The story of how elite goaltender Tomas Vokoun was signed by the Capitals to a one-year deal at the astoundingly low price of $1.5 million is about timing (bad for Vokoun) and dumb luck (good for Washington).
Vokoun was without a team when he offered himself and his bargain-basement price to the Capitals after other teams looking for goalies in the free-agent market made their signings.
Those teams include the Lightning, which July 1, the day free agency opened, inquired about Vokoun, who with a 2.55 goals-against average and .922 save percentage was one of the few reasons the sad-sack Panthers were competitive last season.
With those numbers, Vokoun's price must have been high, certainly more than the $3 million Tampa Bay spent on its one-year deal with Dwayne Roloson.

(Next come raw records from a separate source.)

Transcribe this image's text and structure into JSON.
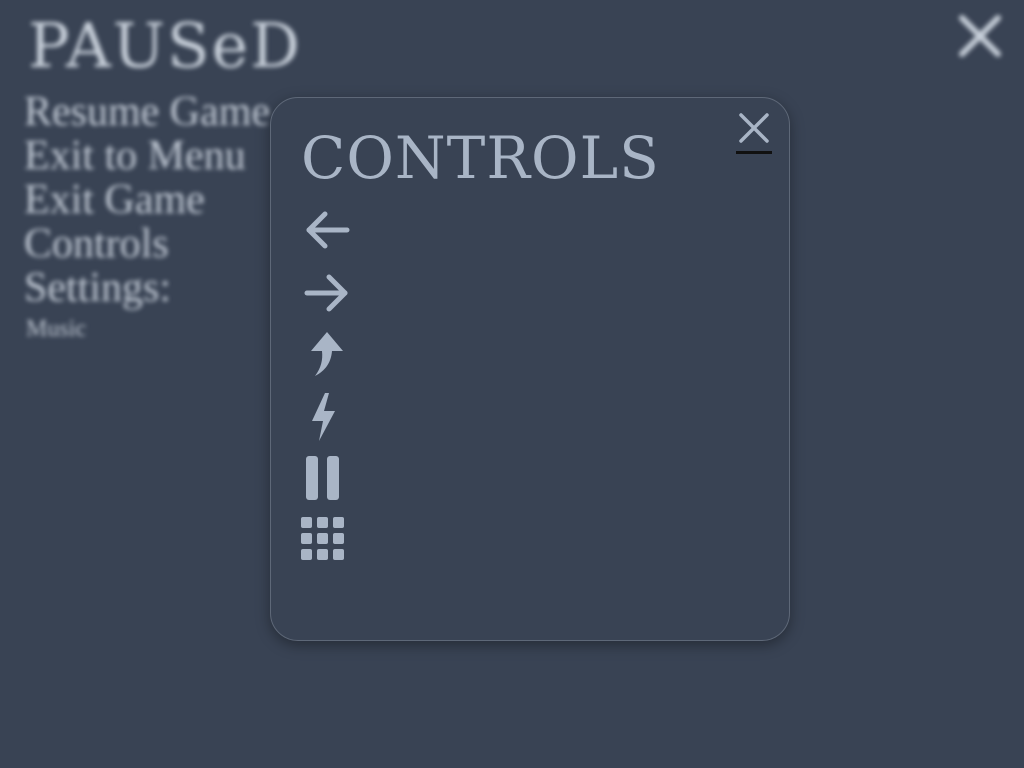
{
  "colors": {
    "background": "#394354",
    "icon": "#a9b5c6",
    "text_blurred": "#c3cbd6",
    "close_underline": "#111111"
  },
  "pause_menu": {
    "title": "PAUSeD",
    "items": [
      {
        "label": "Resume Game"
      },
      {
        "label": "Exit to Menu"
      },
      {
        "label": "Exit Game"
      },
      {
        "label": "Controls"
      },
      {
        "label": "Settings:"
      }
    ],
    "sub_item": "Music",
    "close_icon": "close-icon"
  },
  "controls_dialog": {
    "title": "CONTROLS",
    "close_icon": "close-icon",
    "controls": [
      {
        "icon": "arrow-left-icon",
        "label": ""
      },
      {
        "icon": "arrow-right-icon",
        "label": ""
      },
      {
        "icon": "jump-arrow-icon",
        "label": ""
      },
      {
        "icon": "lightning-icon",
        "label": ""
      },
      {
        "icon": "pause-icon",
        "label": ""
      },
      {
        "icon": "grid-menu-icon",
        "label": ""
      }
    ]
  }
}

But a funny thing happened. The goalie market dried up.
Credit an already tight market squeezed more after the Flyers, before free agency began, signed Ilya Bryzgalov for nine years and $51 million, the kind of deal Vokoun would have liked.
Then the Coyotes lured Mike Smith away from Tampa Bay with a two-year, $4 million deal. The Avalanche traded for Capitals goalie Semyon Varlamov, and the Panthers, knowing they would lose Vokoun, signed Jose Theodore for two years, $3 million. And just like that, teams were set in net.
That is when Vokoun, 35, approached Capitals general manager George McPhee, who after dealing Varlamov was ready to play next season with Michal Neuvirth and Braden Holtby.
Why Washington? Because, Vokoun said, he wanted a chance to win the Stanley Cup.
Told McPhee should have bought a lottery ticket that day, Lightning GM Steve Yzerman said, "He didn't need to. He already won the lottery."
Even so, Yzerman said he has no regrets he signed Roloson, who will be 42 next season but was so good for the Lightning in 2010-11. "When we have to make our decision, he's the best option," Yzerman said. "I like Roli. He's a battler, and when we need him, he'll be there for us. We're happy with our decision."
WHAT'S LEFT? With Smith's departure, every player Tampa Bay received from the Stars in the February 2008 trade of Brad Richards is gone. But follow the permutations. The trade over the long haul helped Tampa Bay land a couple of pretty good players: defenseman Eric Brewer and right wing Teddy Purcell.
The original deal: Richards, MVP of the Lightning's 2004 Stanley Cup run, and goalie Johan Holmqvist for Smith, forwards Jussi Jokinen and Jeff Halpern, and a 2009 fourth-round draft pick.
Smith, an unrestricted free agent this year, left with no return, and the draft pick went to the Wild for negotiating rights to Brian Rolston, whom Tampa Bay could not sign before the 2008 free-agent period, so no return there.
Jokinen was traded in February 2009 to the Hurricanes for Wade Brookbank, Josef Melichar and a 2009 fourth-round pick that became part of a March 2009 deal that sent goalie Olaf Kolzig and defenseman Jamie Heward to the Maple Leafs for defenseman Richard Petiot.
Brookbank and Melichar are no longer with the organization, and though Petiot was signed this month as a free agent, his in-between stint with the Oilers takes him out of this discussion.
Halpern in March 2010 was traded to the Kings for Purcell and a 2010 third-round pick that turned into defensive prospect Brock Beukeboom, who last season was traded to the Blues in the deal for Brewer.
So, that's it: Brad Richards for Brewer, the cornerstone of the defense, and Purcell, a budding star. Was it worth it?
Damian Cristodero can be reached at firstname.lastname@example.org.